I had never been aloft on a seaway.
I moved slower up the rigging than I did when we were docked, testing my way as the lean of the waves affected my climb. It was not difficult, just new. Once I got to the course yard, I was told to climb out onto it and cast gaskets. I stared out over the ocean, and stretched my leg out to the foot rope, and locking my harness into the back rope before setting it behind me. I lurched forward, grasping the yard with as much contact and control I could muster. After a breath or two, I started untying the gasket coils to let the sail unfurl, traveling almost all the way out to the end of the yard. It was beautiful, exhilarating, and terrifying up there. When Patty lay out on the foot rope, I lurched again, still not used to the way the rope drew taut and tight and pulled my legs nearly into the splits when they had sat in a relaxed sort of squat a second before. We unfurled the sail, then lay off, climbing back down to the deck. I shouted as I got down from the rigging, “Back on deck, last on the main!”
Then we went to setting the stuns’ls and raffee, tying lines to sails pulled out of our storage space. We mis-set them a few times, but at long last, the sails were up and shining in the afternoon sun. We were sailing in a seaway: Triangle-shaped sail set on top of three square sails, with two rectangle sails to fill out the sides, raffee, upper mains’l, lower mains’l, course, and stuns’ls. Any ship who saw us would have fallen instantly in love at our glorious mating display.

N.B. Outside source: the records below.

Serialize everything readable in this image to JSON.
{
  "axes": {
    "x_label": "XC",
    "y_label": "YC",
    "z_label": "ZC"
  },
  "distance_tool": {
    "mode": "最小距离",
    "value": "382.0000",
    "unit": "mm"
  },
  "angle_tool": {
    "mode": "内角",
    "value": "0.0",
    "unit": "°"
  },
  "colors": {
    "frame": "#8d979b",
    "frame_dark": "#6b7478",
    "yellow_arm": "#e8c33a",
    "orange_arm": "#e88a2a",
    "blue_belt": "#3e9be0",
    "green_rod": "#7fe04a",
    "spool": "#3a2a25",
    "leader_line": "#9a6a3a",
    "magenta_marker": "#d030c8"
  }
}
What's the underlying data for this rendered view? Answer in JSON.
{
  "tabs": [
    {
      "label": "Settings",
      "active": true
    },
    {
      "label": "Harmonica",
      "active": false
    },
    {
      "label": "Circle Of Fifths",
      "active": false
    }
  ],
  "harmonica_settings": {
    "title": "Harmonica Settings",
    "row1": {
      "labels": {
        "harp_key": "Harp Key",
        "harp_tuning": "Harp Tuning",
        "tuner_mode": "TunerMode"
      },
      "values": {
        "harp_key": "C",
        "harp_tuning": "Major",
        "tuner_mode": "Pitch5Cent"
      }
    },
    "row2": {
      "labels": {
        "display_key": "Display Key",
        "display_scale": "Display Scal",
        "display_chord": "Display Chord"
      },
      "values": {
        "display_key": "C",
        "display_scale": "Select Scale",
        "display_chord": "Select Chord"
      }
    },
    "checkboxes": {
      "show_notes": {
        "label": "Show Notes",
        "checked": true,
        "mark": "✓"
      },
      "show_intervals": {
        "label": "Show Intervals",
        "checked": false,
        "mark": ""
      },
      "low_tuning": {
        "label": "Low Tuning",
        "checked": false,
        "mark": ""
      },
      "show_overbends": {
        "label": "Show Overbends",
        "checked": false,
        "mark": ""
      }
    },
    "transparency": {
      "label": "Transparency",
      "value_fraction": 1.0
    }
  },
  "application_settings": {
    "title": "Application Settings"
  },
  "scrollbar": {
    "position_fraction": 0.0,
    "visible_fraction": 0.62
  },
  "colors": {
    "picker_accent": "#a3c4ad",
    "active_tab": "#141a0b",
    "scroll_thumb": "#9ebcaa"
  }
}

We sailed for a little over an hour, watching the wind billow in our sails, dodging crab pots, and grinning in the cool sunlight. The captain had the helm, and guided us up to the red buoys, marking our entrance into Crescent City Harbor. All hands went to furling the sails as quickly as a group of wet behind the ears trainees and years of experience sailors ever could. Then we motored into their harbor, which was full to the gills with fishing boats.
In the harbor, J.B. steered our ship around a buoy marking a submerged rock washed over to our coast from the tsunami, turned her around and called hands to fenders on port side. Fenders were tied off, mooring lines prepared and then tossed to the dock, and we pulled her nice and tight and close in.
We’d made it, on a beautiful sail, to the windy land of Crescent City.